◆ ABOUT THIS EXERCISE
Restate each record below word for word, skipping images.

◆ STUDY MATERIAL
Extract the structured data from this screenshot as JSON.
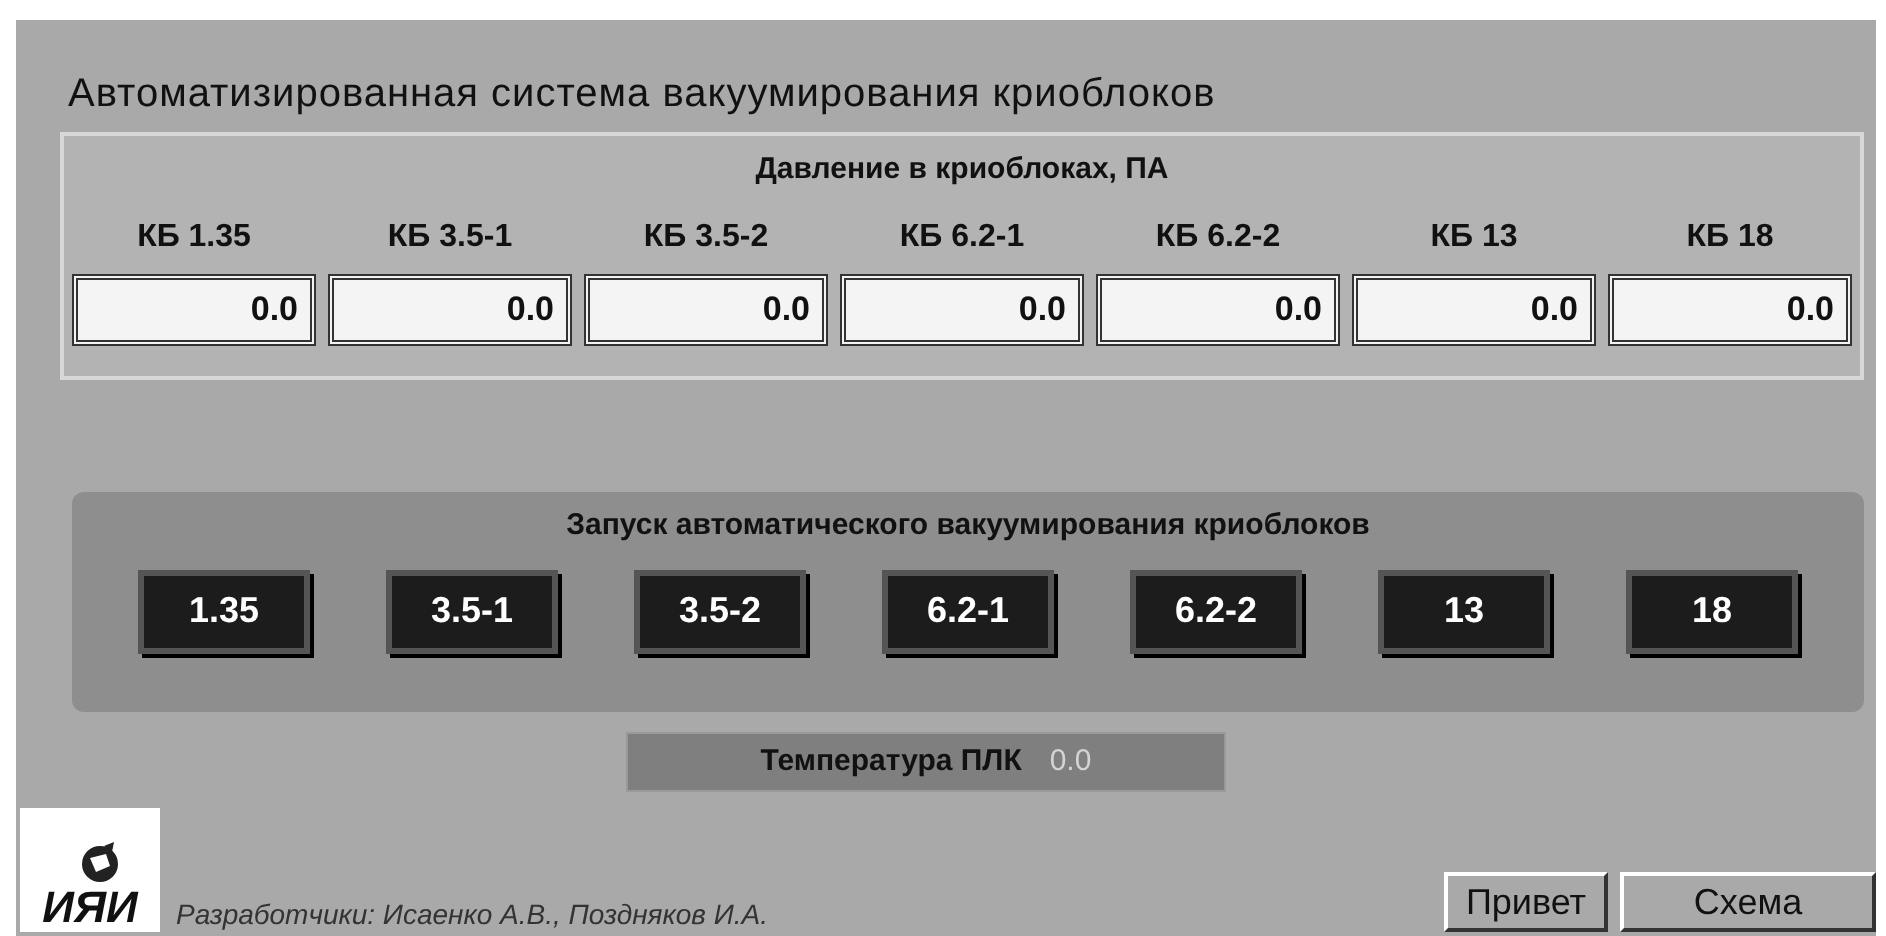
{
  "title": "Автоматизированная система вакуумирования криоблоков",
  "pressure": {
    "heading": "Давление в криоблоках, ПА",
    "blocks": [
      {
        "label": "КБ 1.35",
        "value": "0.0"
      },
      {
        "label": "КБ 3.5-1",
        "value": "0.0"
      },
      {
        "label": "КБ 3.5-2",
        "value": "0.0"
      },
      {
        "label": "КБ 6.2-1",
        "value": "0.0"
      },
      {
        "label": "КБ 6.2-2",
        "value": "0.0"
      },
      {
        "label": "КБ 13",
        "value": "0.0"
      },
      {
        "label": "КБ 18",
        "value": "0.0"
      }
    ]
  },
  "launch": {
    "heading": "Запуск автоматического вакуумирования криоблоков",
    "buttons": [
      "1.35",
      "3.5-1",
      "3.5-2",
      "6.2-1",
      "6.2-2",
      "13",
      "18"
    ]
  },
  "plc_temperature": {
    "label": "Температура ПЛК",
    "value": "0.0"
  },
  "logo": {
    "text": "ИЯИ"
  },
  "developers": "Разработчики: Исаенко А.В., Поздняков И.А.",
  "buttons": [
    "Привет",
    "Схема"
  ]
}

◆ RESULT OF THIS TASK
Extract the structured data from this screenshot as JSON.
{
  "title": "Автоматизированная система вакуумирования криоблоков",
  "pressure": {
    "heading": "Давление в криоблоках, ПА",
    "blocks": [
      {
        "label": "КБ 1.35",
        "value": "0.0"
      },
      {
        "label": "КБ 3.5-1",
        "value": "0.0"
      },
      {
        "label": "КБ 3.5-2",
        "value": "0.0"
      },
      {
        "label": "КБ 6.2-1",
        "value": "0.0"
      },
      {
        "label": "КБ 6.2-2",
        "value": "0.0"
      },
      {
        "label": "КБ 13",
        "value": "0.0"
      },
      {
        "label": "КБ 18",
        "value": "0.0"
      }
    ]
  },
  "launch": {
    "heading": "Запуск автоматического вакуумирования криоблоков",
    "buttons": [
      "1.35",
      "3.5-1",
      "3.5-2",
      "6.2-1",
      "6.2-2",
      "13",
      "18"
    ]
  },
  "plc_temperature": {
    "label": "Температура ПЛК",
    "value": "0.0"
  },
  "logo": {
    "text": "ИЯИ"
  },
  "developers": "Разработчики: Исаенко А.В., Поздняков И.А.",
  "buttons": [
    "Привет",
    "Схема"
  ]
}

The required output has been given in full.